More than 3½ months after Columbus Crew SC ownership publicly cast its eyes on Austin for 2019, the potential move seems as far away as ever. What’s followed is a series of stops and starts and a general lack of clarity.
The only folks celebrating so far are neighborhood groups and activists working to strike parkland from the list of potential Major League Soccer stadium sites. They were successful in derailing Precourt Sports Venture’s dream site, Butler Shores Metropolitan Park, before the debate even began.
On Saturday, the Save Our Parkland forces are rallying at Roy G. Guerrero Metropolitan Park, another desirable site identified by city staff Dec. 12, to remove it from the dwindling list of options.
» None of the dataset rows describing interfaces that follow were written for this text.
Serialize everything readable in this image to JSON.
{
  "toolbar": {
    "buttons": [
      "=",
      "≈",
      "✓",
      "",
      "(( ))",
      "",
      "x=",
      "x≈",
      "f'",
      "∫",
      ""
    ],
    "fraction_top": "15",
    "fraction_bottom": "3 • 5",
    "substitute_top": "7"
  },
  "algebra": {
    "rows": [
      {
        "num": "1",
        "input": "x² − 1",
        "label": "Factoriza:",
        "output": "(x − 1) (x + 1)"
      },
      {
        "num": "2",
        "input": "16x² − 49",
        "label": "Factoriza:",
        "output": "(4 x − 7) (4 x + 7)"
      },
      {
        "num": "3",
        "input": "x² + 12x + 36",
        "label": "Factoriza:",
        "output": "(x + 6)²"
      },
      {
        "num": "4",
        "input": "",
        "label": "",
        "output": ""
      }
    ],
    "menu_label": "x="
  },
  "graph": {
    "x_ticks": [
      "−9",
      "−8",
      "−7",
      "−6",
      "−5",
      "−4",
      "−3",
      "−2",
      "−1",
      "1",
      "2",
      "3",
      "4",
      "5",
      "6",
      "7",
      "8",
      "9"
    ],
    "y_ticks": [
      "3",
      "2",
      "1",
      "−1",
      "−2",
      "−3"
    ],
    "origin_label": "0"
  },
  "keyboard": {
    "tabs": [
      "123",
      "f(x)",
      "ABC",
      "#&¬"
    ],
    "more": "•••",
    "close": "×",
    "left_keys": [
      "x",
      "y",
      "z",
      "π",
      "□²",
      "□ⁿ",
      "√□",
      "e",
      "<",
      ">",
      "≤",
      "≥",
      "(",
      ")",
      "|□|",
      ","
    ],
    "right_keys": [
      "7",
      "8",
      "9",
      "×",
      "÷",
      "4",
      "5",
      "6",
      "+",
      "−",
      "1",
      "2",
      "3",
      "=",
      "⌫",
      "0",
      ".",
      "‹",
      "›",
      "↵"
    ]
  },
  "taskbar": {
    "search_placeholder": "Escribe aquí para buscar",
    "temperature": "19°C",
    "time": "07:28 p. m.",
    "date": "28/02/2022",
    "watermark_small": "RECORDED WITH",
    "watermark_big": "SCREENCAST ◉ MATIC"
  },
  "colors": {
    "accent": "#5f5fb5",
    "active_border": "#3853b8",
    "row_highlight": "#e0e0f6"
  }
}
A group called Friends of Austin Parkland has started a petition to eliminate Guerrero.
A city memorandum Friday requested a postponement of the soccer agenda item at the Feb. 15 council meeting and delayed a full vetting of any stadium site for an additional three months. That extends the process into late spring/early summer.
“Upon consensus between the suggested city of Austin properties and the Precourt Sports Ventures property analysis, city staff will commence with a robust community engagement,” Kimberly McNeeley, acting director of Austin Parks and Recreation, wrote in a memo.
“It will be at that time city staff can select an appropriate council date. A robust community engagement is estimated to take approximately three months.”
Basically, Precourt Sports Ventures needs more time to analyze its favorite sites, and city staff can’t begin its more exhaustive research until PSV declares its preferred destination.
Three delays have followed since Nov. 9 when the City Council unanimously passed a resolution asking staff to produce a list of possible stadium and training facility options.
PSV put out a statement later Friday saying it anticipated the latest delay once Council Member Ann Kitchen pulled her resolution last week that would ban all parkland.
“The contents of the memo are consistent with the recent planning discussions, and we are continuing to finish our assessment on the remaining recommended sites,” the PSV statement said. “As we’ve narrowed down potential sites, we’ve identified numerous factors that need to be analyzed to make the best decision for both the community and the soccer club.”
McNeeley did not return phone calls Friday, and PSV would not comment on the record, other than the statement.
Mayor Steve Adler remains encouraged.
“We’re all still real excited about the chance major league soccer comes to Austin,” Adler said in a statement to the American-Statesman.
“We just need to find the right site, and the sooner the better. There’s nothing to come before the Council quite yet, thus the agenda change. Efforts are continuing.”
City staff identified eight potential stadium and/or training facility sites for the team. Recent focus has centered on McKalla Place, near the Domain, and Guerrero in East Austin, but the Statesman has been told there could be previously unnamed options.
“We probably considered more than 40 properties,” McNeeley said Wednesday. “A lot of the site choices were made because of acreage. Many just weren’t big enough. By process of elimination, we got down to those eight choices. There are a few others,” she said without naming them.
The next meeting where soccer could be discussed is March 1, meaning June 14 is the absolute earliest a stadium solution could be ironed out and fit the council schedule. If parkland is in play, a November election is likely in the cards. A temporary home would be needed for 2019 and ’20.
The Crew, already training for weeks, opens the regular season March 3, so its fate will be up in the air long after the MLS’ regular season kicks off.